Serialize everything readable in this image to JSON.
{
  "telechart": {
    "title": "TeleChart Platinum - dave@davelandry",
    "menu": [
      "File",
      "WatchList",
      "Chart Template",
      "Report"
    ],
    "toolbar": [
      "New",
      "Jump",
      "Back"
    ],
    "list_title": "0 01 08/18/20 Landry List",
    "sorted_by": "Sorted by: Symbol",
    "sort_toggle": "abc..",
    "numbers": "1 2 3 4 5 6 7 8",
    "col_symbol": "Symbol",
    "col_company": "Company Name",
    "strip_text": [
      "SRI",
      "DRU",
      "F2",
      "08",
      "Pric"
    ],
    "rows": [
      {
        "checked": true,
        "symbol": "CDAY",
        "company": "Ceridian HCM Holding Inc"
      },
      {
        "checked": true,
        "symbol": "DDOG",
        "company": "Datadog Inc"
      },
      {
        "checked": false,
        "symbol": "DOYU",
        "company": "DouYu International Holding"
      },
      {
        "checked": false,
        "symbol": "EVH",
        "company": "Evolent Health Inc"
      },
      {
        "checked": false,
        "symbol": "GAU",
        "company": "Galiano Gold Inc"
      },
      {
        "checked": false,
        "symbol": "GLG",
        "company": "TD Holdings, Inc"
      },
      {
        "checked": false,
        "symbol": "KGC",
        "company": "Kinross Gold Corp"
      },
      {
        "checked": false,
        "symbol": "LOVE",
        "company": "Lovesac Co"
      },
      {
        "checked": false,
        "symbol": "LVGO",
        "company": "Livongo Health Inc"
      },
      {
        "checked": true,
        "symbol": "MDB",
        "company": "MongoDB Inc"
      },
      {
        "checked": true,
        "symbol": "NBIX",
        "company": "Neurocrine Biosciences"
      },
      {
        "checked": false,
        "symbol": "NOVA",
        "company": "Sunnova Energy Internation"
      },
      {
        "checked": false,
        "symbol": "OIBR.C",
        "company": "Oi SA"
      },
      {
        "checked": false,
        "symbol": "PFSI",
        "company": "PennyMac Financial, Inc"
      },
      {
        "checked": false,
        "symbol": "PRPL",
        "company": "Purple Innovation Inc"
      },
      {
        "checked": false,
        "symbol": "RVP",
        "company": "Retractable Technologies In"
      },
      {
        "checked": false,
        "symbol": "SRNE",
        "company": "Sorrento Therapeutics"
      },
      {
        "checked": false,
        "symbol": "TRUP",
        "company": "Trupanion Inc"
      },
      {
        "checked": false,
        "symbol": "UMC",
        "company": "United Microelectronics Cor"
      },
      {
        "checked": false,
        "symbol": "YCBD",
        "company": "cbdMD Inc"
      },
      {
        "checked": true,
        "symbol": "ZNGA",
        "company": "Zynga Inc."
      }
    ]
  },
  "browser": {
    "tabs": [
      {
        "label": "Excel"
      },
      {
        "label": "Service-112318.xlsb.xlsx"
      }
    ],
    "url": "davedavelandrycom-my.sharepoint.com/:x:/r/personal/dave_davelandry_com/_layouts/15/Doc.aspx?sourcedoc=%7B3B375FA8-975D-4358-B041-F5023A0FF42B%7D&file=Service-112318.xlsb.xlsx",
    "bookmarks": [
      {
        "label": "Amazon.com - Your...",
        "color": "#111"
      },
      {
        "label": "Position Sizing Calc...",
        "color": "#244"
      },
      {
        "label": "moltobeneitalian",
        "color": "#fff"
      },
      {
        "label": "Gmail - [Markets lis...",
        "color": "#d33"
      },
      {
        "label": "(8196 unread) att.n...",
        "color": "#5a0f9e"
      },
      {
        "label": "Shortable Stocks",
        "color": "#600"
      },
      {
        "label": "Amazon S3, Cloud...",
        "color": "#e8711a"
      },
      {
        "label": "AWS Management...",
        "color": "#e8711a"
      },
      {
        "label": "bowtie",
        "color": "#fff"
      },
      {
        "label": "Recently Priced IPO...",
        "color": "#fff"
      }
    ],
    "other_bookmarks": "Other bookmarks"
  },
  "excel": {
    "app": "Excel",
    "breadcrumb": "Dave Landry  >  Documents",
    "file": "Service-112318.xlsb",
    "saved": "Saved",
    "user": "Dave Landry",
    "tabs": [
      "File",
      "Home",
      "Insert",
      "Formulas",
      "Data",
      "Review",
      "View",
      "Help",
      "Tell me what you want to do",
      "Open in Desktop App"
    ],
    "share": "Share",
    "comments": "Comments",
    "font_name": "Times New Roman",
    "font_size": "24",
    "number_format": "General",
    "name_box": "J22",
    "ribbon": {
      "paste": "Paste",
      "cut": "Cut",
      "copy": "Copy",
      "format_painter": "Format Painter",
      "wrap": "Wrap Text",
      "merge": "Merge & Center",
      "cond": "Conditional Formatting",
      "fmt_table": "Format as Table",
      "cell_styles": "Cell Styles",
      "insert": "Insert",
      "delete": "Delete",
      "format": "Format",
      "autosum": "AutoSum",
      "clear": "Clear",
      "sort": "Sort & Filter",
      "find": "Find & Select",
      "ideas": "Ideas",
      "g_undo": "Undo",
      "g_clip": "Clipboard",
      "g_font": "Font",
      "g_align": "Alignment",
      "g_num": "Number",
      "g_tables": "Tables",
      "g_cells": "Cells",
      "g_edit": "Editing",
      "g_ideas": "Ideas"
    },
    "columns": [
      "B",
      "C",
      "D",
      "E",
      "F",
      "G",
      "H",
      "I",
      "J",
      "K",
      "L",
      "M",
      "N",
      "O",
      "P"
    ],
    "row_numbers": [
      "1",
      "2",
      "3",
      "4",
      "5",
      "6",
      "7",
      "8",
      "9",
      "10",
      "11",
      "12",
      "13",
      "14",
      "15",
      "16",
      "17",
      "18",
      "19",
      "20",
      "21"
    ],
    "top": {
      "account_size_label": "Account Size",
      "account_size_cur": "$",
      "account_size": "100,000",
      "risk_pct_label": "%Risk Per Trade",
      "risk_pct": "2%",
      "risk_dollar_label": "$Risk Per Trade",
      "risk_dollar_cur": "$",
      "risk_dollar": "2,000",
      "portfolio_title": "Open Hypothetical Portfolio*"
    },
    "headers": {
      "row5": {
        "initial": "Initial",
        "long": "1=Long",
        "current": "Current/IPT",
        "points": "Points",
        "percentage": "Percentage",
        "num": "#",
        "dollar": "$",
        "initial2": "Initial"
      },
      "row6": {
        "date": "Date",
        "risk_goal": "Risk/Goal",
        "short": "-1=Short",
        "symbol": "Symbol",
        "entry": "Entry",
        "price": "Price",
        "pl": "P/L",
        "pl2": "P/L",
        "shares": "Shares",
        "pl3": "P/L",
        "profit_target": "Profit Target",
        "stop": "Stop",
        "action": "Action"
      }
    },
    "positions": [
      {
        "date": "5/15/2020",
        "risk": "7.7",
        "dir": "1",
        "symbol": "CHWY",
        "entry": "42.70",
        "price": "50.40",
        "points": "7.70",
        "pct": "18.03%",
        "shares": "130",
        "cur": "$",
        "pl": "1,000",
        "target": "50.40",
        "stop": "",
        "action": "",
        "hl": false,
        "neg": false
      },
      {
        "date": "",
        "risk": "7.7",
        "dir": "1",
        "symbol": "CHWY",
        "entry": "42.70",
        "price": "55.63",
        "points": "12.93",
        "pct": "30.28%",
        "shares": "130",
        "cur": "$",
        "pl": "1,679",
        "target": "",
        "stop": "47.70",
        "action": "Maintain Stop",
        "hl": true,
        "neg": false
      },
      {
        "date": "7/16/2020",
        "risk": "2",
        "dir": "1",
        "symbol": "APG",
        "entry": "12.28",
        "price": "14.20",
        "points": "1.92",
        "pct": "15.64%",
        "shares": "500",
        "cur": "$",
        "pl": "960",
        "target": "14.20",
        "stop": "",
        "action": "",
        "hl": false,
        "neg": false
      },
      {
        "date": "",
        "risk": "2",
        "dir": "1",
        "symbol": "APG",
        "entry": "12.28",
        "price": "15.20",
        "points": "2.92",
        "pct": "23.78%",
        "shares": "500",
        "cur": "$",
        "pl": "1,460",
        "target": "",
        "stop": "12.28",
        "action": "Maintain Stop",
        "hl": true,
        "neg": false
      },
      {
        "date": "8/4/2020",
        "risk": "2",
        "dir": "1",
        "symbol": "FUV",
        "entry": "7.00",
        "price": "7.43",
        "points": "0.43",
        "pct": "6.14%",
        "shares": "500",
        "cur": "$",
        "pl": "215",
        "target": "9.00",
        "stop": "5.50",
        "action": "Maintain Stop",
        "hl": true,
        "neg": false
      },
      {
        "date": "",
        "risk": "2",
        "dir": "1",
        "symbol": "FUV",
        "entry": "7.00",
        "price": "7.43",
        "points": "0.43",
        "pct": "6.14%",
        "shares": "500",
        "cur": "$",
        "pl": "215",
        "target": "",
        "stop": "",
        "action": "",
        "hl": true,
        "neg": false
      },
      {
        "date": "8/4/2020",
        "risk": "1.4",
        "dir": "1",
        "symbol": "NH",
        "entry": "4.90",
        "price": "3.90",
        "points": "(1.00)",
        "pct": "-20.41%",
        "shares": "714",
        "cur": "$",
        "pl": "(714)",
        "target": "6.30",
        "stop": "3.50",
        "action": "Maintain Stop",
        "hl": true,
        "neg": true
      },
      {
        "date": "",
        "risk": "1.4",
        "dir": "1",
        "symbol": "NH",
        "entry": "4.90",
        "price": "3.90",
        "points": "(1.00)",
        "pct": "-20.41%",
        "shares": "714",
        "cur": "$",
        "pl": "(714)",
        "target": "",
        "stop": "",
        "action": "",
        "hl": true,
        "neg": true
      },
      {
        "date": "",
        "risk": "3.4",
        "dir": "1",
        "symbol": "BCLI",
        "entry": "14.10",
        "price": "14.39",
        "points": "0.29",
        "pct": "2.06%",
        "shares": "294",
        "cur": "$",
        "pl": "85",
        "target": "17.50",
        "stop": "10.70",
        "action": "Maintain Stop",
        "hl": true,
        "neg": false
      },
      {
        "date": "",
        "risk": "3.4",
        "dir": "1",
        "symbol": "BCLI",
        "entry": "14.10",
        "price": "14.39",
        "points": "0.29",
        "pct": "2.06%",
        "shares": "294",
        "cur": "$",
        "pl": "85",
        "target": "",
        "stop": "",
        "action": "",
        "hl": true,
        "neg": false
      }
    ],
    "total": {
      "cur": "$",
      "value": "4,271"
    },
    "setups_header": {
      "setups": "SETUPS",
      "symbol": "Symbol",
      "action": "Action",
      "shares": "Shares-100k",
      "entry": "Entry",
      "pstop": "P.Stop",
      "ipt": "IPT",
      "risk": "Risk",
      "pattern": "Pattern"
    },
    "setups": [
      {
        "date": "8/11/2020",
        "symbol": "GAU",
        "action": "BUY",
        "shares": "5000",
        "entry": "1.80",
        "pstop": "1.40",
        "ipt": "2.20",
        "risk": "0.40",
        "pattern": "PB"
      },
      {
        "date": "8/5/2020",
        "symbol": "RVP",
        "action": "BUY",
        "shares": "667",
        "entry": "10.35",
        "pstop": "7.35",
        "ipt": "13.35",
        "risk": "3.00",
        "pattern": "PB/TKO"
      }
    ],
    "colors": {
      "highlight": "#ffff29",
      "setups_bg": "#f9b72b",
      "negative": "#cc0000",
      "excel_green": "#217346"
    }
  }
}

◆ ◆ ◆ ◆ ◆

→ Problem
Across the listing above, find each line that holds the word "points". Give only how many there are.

→ Solution to this problem
11